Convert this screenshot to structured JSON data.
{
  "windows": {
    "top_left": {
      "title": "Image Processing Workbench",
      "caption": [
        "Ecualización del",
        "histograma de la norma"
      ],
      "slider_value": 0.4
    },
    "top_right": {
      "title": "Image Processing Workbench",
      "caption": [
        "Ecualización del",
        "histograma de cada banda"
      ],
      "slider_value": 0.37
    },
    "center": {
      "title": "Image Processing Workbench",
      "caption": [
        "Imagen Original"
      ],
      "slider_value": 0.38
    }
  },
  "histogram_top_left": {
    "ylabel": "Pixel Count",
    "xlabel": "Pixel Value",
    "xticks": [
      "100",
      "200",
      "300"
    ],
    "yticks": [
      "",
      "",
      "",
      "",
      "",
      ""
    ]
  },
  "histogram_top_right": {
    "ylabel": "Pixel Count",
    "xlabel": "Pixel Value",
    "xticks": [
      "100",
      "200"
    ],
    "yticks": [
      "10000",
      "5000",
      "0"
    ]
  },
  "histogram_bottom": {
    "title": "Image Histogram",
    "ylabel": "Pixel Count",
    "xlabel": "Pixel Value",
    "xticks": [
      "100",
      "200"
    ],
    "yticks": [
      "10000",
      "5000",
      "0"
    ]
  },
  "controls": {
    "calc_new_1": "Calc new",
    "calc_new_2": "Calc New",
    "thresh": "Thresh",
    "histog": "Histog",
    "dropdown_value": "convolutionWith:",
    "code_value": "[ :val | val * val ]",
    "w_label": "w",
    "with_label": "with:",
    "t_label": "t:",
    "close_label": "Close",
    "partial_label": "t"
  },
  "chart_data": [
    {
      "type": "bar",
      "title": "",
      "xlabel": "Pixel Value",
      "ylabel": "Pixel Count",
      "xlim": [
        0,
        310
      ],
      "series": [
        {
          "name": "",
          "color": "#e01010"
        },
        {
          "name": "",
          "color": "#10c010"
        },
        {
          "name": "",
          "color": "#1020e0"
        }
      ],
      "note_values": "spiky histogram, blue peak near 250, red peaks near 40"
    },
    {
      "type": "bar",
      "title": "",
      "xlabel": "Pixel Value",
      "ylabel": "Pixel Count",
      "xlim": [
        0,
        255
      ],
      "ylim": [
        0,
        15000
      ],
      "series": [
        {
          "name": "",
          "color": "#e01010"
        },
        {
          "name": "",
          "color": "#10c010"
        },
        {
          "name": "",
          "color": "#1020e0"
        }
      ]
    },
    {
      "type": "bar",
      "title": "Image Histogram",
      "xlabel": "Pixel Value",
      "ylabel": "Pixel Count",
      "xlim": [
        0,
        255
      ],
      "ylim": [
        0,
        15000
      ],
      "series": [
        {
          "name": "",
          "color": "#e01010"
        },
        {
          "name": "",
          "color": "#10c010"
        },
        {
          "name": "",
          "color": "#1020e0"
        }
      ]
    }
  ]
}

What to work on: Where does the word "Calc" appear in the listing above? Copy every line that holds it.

Response to the exercise:
    "calc_new_1": "Calc new",
    "calc_new_2": "Calc New",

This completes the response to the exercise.